Ally- I love the idea that to build community the drawing in needs to bring in the periphery. I watch that same dynamic a lot in various communities where the "in group" excludes rather than includes. I am not sure it is even conscious. We can easily get focused on the immediacy of the people we already know and love and be so warm and cozy in that sphere that we become blind to people peering in from the outside. Happens quite off the radar, I think. I think we have to be radical about including others and vigilant about not basking in belonging to the degree we fail to see who may not be privy to such a feeling in the moment. It takes a lot of getting over ourselves!

kwajnman said...

Thoughts are brewing and settling… Do you remember Vonnegut’s short story about Granfalloons ?
That is, it is a group of people who outwardly choose or claim to have a shared identity or purpose, but whose mutual association is actually meaningless. The most common granfalloons are associations and societies based on a shared but ultimately fabricated premise.
I am afraid that this is exactly what I think ‘kula’ represents at my studio. What I came to realize when I read your blog was that all the talk about kula makes me expect something which isn’t there, and actually doesn’t have to be there, but because it is mentioned in every single yogaclass I take part in, I somehow feel it is missing.

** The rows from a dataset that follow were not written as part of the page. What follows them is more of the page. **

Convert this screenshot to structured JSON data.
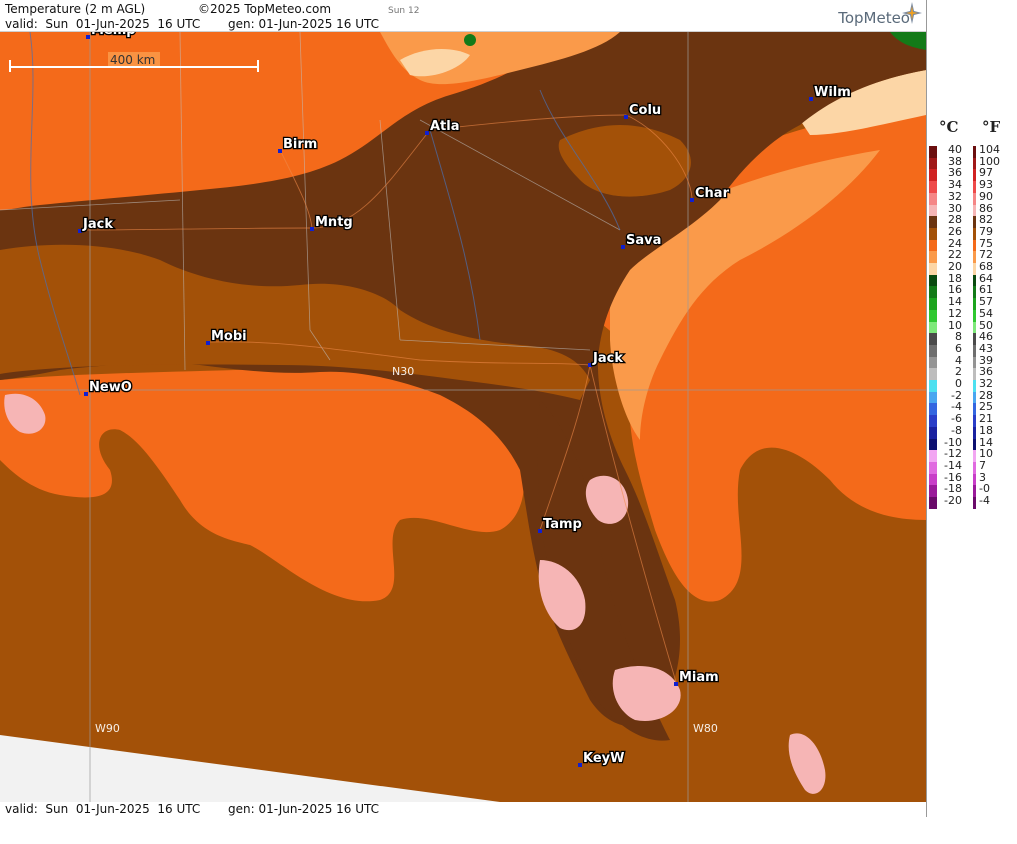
{
  "header": {
    "title": "Temperature (2 m AGL)",
    "copyright": "©2025 TopMeteo.com",
    "day_code": "Sun 12",
    "valid_line": "valid:  Sun  01-Jun-2025  16 UTC",
    "gen_line": "gen: 01-Jun-2025 16 UTC",
    "logo": "TopMeteo"
  },
  "footer": {
    "valid_line": "valid:  Sun  01-Jun-2025  16 UTC",
    "gen_line": "gen: 01-Jun-2025 16 UTC"
  },
  "scale_bar": {
    "label": "400 km"
  },
  "grid_labels": {
    "lat_n30": "N30",
    "lon_w90": "W90",
    "lon_w80": "W80"
  },
  "cities": [
    {
      "id": "memphis",
      "label": "Memp"
    },
    {
      "id": "birmingham",
      "label": "Birm"
    },
    {
      "id": "atlanta",
      "label": "Atla"
    },
    {
      "id": "columbia",
      "label": "Colu"
    },
    {
      "id": "wilmington",
      "label": "Wilm"
    },
    {
      "id": "jackson-ms",
      "label": "Jack"
    },
    {
      "id": "montgomery",
      "label": "Mntg"
    },
    {
      "id": "charleston",
      "label": "Char"
    },
    {
      "id": "savannah",
      "label": "Sava"
    },
    {
      "id": "mobile",
      "label": "Mobi"
    },
    {
      "id": "jacksonville",
      "label": "Jack"
    },
    {
      "id": "new-orleans",
      "label": "NewO"
    },
    {
      "id": "tampa",
      "label": "Tamp"
    },
    {
      "id": "miami",
      "label": "Miam"
    },
    {
      "id": "key-west",
      "label": "KeyW"
    }
  ],
  "legend": {
    "celsius_header": "°C",
    "fahrenheit_header": "°F",
    "rows": [
      {
        "c": "40",
        "f": "104",
        "color": "#6b0f0f"
      },
      {
        "c": "38",
        "f": "100",
        "color": "#a01818"
      },
      {
        "c": "36",
        "f": "97",
        "color": "#d02222"
      },
      {
        "c": "34",
        "f": "93",
        "color": "#ee4a4a"
      },
      {
        "c": "32",
        "f": "90",
        "color": "#f58686"
      },
      {
        "c": "30",
        "f": "86",
        "color": "#f6b5b5"
      },
      {
        "c": "28",
        "f": "82",
        "color": "#6b3410"
      },
      {
        "c": "26",
        "f": "79",
        "color": "#a35108"
      },
      {
        "c": "24",
        "f": "75",
        "color": "#f46a1a"
      },
      {
        "c": "22",
        "f": "72",
        "color": "#fa9a4a"
      },
      {
        "c": "20",
        "f": "68",
        "color": "#fcd6a6"
      },
      {
        "c": "18",
        "f": "64",
        "color": "#0a4a10"
      },
      {
        "c": "16",
        "f": "61",
        "color": "#137a18"
      },
      {
        "c": "14",
        "f": "57",
        "color": "#1ca41e"
      },
      {
        "c": "12",
        "f": "54",
        "color": "#2fc830"
      },
      {
        "c": "10",
        "f": "50",
        "color": "#7ee87a"
      },
      {
        "c": "8",
        "f": "46",
        "color": "#4a4a4a"
      },
      {
        "c": "6",
        "f": "43",
        "color": "#6e6e6e"
      },
      {
        "c": "4",
        "f": "39",
        "color": "#949494"
      },
      {
        "c": "2",
        "f": "36",
        "color": "#bdbdbd"
      },
      {
        "c": "0",
        "f": "32",
        "color": "#4de0f0"
      },
      {
        "c": "-2",
        "f": "28",
        "color": "#4aa6f0"
      },
      {
        "c": "-4",
        "f": "25",
        "color": "#3466e0"
      },
      {
        "c": "-6",
        "f": "21",
        "color": "#2a3ec8"
      },
      {
        "c": "-8",
        "f": "18",
        "color": "#1a22a0"
      },
      {
        "c": "-10",
        "f": "14",
        "color": "#0d1070"
      },
      {
        "c": "-12",
        "f": "10",
        "color": "#f2a6f2"
      },
      {
        "c": "-14",
        "f": "7",
        "color": "#e06ae0"
      },
      {
        "c": "-16",
        "f": "3",
        "color": "#c83ec8"
      },
      {
        "c": "-18",
        "f": "-0",
        "color": "#9a1a9a"
      },
      {
        "c": "-20",
        "f": "-4",
        "color": "#6a0a6a"
      }
    ]
  }
}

Hmmm..
I think I was happier doing yoga before Anusara was introduced at my studio, not only don’t I get all the alignment cues, but all the heart opening and the kula talk doesn’t sit so well with me and seems not so genuine.
Why can't we just do some yoga?

Christina Sell said...

I think that makes perfect sense and it is important for yoga teachers to know that students are feeling that way.

I generally make sure I talk very little about community in my classes until a community is really there... Community is not a guarantee in yoga classes and studios and so I do not articulate it much until I have a real sense that a group bond is present and the students feel it, then I name it and talk about it.

I think a lot of times what happens is teachers come home from big workshops where they hooked into the strong, global community network and come home talking with starry eyes about "the kula" and when it is not the student's direct experience it feels false and even can increase feelings of isolation and difference.

Having said that, what is wild is that in the same room one person will feel "a part of" and another person will feel "apart from" and what feels inclusive and resonant to some will feel odd, foreign and exclusive to others.

Same with alignment- for every person who loves the nuanced cues about how to work within the pose, others find them obtuse and hard to penetrate. It sounds like a frustrating place to be to feel like what Anusara yoga has brought to you hasn't been positive. I know its not for everyone and I also know that, for instance, I am not the teacher for everyone. Some people love Anusara yoga but not how I teach it and vice versa. So there are a lot of variables, I suppose. But I totally get that your experience is difficult.

Like I so often say, none of this is easy and yet the pathway through it is worthwhile.

As a teacher and someone who trains teachers, I find your comments are very thought-provoking and serve as very good reminders of how multifaceted the path of teaching and facilitating community is. It gives me a lot to brew upon as well!